►

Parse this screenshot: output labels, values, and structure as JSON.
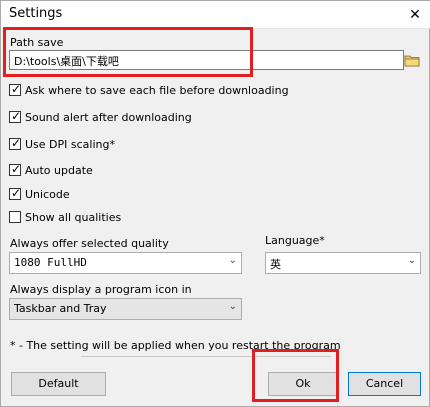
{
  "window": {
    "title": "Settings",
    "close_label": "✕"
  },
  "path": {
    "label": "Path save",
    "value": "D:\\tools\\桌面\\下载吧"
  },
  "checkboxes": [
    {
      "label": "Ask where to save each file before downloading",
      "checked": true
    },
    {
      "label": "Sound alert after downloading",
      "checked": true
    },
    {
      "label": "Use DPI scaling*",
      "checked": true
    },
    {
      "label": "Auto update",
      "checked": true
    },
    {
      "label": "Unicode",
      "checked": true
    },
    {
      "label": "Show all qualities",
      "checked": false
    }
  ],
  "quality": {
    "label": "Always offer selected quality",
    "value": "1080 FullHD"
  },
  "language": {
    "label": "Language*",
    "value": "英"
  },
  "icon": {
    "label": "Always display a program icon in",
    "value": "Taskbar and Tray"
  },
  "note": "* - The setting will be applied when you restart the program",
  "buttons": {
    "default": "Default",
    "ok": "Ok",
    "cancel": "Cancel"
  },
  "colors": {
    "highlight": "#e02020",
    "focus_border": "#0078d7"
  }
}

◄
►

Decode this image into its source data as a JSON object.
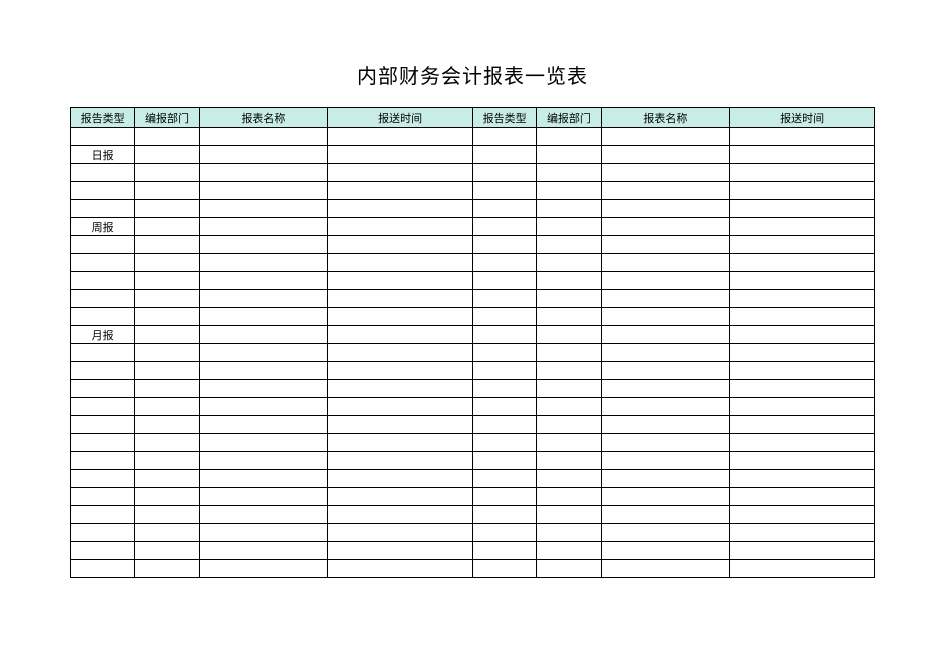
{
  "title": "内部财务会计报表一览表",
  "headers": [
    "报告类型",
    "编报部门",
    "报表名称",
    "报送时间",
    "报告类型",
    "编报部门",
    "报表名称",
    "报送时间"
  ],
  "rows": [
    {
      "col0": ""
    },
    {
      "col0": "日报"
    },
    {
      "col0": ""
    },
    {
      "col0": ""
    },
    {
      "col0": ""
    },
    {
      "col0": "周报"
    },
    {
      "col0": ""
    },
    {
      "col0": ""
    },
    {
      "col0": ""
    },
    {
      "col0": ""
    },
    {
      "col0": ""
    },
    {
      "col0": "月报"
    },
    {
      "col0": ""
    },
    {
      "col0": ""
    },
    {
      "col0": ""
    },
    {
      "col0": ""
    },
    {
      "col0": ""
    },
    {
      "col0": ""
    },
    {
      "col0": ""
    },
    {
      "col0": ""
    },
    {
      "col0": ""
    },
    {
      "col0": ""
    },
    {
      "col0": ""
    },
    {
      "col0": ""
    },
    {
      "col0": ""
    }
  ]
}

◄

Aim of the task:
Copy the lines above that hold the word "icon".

Problem solution:
  "icon": {
    "label": "Always display a program icon in",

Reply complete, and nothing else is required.